* [ASSIGNMENT]
The records that follow should be copied in full, exactly as they read.
BEGIN
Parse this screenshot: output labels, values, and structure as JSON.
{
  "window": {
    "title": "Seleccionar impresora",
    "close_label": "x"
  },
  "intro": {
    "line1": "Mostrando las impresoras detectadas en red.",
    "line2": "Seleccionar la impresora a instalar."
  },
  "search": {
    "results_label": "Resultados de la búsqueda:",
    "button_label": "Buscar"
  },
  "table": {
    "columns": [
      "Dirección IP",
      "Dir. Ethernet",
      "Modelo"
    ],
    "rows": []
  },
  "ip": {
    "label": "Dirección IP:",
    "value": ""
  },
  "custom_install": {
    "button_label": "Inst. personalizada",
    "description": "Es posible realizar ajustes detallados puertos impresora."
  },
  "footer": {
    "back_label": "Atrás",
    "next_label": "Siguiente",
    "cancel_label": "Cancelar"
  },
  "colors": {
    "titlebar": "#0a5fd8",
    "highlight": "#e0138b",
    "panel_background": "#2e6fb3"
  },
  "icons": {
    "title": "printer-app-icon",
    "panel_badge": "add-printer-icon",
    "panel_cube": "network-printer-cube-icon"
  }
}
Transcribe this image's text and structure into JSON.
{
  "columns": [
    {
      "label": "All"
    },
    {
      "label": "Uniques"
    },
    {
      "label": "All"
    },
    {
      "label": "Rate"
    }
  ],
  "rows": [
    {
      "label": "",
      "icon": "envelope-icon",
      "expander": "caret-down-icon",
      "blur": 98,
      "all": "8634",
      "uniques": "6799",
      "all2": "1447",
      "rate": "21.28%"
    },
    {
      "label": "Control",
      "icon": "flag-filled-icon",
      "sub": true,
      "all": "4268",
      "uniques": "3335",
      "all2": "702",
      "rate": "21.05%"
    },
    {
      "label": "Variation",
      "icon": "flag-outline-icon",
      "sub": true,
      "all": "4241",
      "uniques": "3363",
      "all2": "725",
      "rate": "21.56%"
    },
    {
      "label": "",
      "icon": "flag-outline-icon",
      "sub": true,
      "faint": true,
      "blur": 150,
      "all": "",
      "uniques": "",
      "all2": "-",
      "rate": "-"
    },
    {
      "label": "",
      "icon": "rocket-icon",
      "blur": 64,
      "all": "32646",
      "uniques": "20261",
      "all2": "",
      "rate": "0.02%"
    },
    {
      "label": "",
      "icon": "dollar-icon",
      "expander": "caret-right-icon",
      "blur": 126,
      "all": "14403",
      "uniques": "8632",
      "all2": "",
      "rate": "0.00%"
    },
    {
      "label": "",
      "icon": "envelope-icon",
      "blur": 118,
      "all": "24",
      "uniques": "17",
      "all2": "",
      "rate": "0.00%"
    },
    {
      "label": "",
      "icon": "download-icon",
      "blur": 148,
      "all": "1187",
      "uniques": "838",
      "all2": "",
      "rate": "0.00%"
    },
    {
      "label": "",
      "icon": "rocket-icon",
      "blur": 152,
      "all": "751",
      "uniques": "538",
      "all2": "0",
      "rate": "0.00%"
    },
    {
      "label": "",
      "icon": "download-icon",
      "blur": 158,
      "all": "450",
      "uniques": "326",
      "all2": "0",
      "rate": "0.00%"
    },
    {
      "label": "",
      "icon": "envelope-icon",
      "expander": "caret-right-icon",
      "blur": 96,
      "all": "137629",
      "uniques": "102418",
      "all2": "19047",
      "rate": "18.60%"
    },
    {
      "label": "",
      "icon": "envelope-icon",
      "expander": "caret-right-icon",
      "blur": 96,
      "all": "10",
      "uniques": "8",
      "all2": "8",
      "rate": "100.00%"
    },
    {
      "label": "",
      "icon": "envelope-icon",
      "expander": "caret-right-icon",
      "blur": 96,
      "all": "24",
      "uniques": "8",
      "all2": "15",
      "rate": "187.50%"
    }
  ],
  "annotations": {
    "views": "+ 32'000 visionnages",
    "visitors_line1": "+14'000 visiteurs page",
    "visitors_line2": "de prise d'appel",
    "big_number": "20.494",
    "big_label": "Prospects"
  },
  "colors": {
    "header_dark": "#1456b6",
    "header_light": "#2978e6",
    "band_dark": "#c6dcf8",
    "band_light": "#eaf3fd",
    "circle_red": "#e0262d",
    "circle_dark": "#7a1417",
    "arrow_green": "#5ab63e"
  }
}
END
* [EXERCISE SOLUTION]
Parse this screenshot: output labels, values, and structure as JSON.
{
  "window": {
    "title": "Seleccionar impresora",
    "close_label": "x"
  },
  "intro": {
    "line1": "Mostrando las impresoras detectadas en red.",
    "line2": "Seleccionar la impresora a instalar."
  },
  "search": {
    "results_label": "Resultados de la búsqueda:",
    "button_label": "Buscar"
  },
  "table": {
    "columns": [
      "Dirección IP",
      "Dir. Ethernet",
      "Modelo"
    ],
    "rows": []
  },
  "ip": {
    "label": "Dirección IP:",
    "value": ""
  },
  "custom_install": {
    "button_label": "Inst. personalizada",
    "description": "Es posible realizar ajustes detallados puertos impresora."
  },
  "footer": {
    "back_label": "Atrás",
    "next_label": "Siguiente",
    "cancel_label": "Cancelar"
  },
  "colors": {
    "titlebar": "#0a5fd8",
    "highlight": "#e0138b",
    "panel_background": "#2e6fb3"
  },
  "icons": {
    "title": "printer-app-icon",
    "panel_badge": "add-printer-icon",
    "panel_cube": "network-printer-cube-icon"
  }
}
Transcribe this image's text and structure into JSON.
{
  "columns": [
    {
      "label": "All"
    },
    {
      "label": "Uniques"
    },
    {
      "label": "All"
    },
    {
      "label": "Rate"
    }
  ],
  "rows": [
    {
      "label": "",
      "icon": "envelope-icon",
      "expander": "caret-down-icon",
      "blur": 98,
      "all": "8634",
      "uniques": "6799",
      "all2": "1447",
      "rate": "21.28%"
    },
    {
      "label": "Control",
      "icon": "flag-filled-icon",
      "sub": true,
      "all": "4268",
      "uniques": "3335",
      "all2": "702",
      "rate": "21.05%"
    },
    {
      "label": "Variation",
      "icon": "flag-outline-icon",
      "sub": true,
      "all": "4241",
      "uniques": "3363",
      "all2": "725",
      "rate": "21.56%"
    },
    {
      "label": "",
      "icon": "flag-outline-icon",
      "sub": true,
      "faint": true,
      "blur": 150,
      "all": "",
      "uniques": "",
      "all2": "-",
      "rate": "-"
    },
    {
      "label": "",
      "icon": "rocket-icon",
      "blur": 64,
      "all": "32646",
      "uniques": "20261",
      "all2": "",
      "rate": "0.02%"
    },
    {
      "label": "",
      "icon": "dollar-icon",
      "expander": "caret-right-icon",
      "blur": 126,
      "all": "14403",
      "uniques": "8632",
      "all2": "",
      "rate": "0.00%"
    },
    {
      "label": "",
      "icon": "envelope-icon",
      "blur": 118,
      "all": "24",
      "uniques": "17",
      "all2": "",
      "rate": "0.00%"
    },
    {
      "label": "",
      "icon": "download-icon",
      "blur": 148,
      "all": "1187",
      "uniques": "838",
      "all2": "",
      "rate": "0.00%"
    },
    {
      "label": "",
      "icon": "rocket-icon",
      "blur": 152,
      "all": "751",
      "uniques": "538",
      "all2": "0",
      "rate": "0.00%"
    },
    {
      "label": "",
      "icon": "download-icon",
      "blur": 158,
      "all": "450",
      "uniques": "326",
      "all2": "0",
      "rate": "0.00%"
    },
    {
      "label": "",
      "icon": "envelope-icon",
      "expander": "caret-right-icon",
      "blur": 96,
      "all": "137629",
      "uniques": "102418",
      "all2": "19047",
      "rate": "18.60%"
    },
    {
      "label": "",
      "icon": "envelope-icon",
      "expander": "caret-right-icon",
      "blur": 96,
      "all": "10",
      "uniques": "8",
      "all2": "8",
      "rate": "100.00%"
    },
    {
      "label": "",
      "icon": "envelope-icon",
      "expander": "caret-right-icon",
      "blur": 96,
      "all": "24",
      "uniques": "8",
      "all2": "15",
      "rate": "187.50%"
    }
  ],
  "annotations": {
    "views": "+ 32'000 visionnages",
    "visitors_line1": "+14'000 visiteurs page",
    "visitors_line2": "de prise d'appel",
    "big_number": "20.494",
    "big_label": "Prospects"
  },
  "colors": {
    "header_dark": "#1456b6",
    "header_light": "#2978e6",
    "band_dark": "#c6dcf8",
    "band_light": "#eaf3fd",
    "circle_red": "#e0262d",
    "circle_dark": "#7a1417",
    "arrow_green": "#5ab63e"
  }
}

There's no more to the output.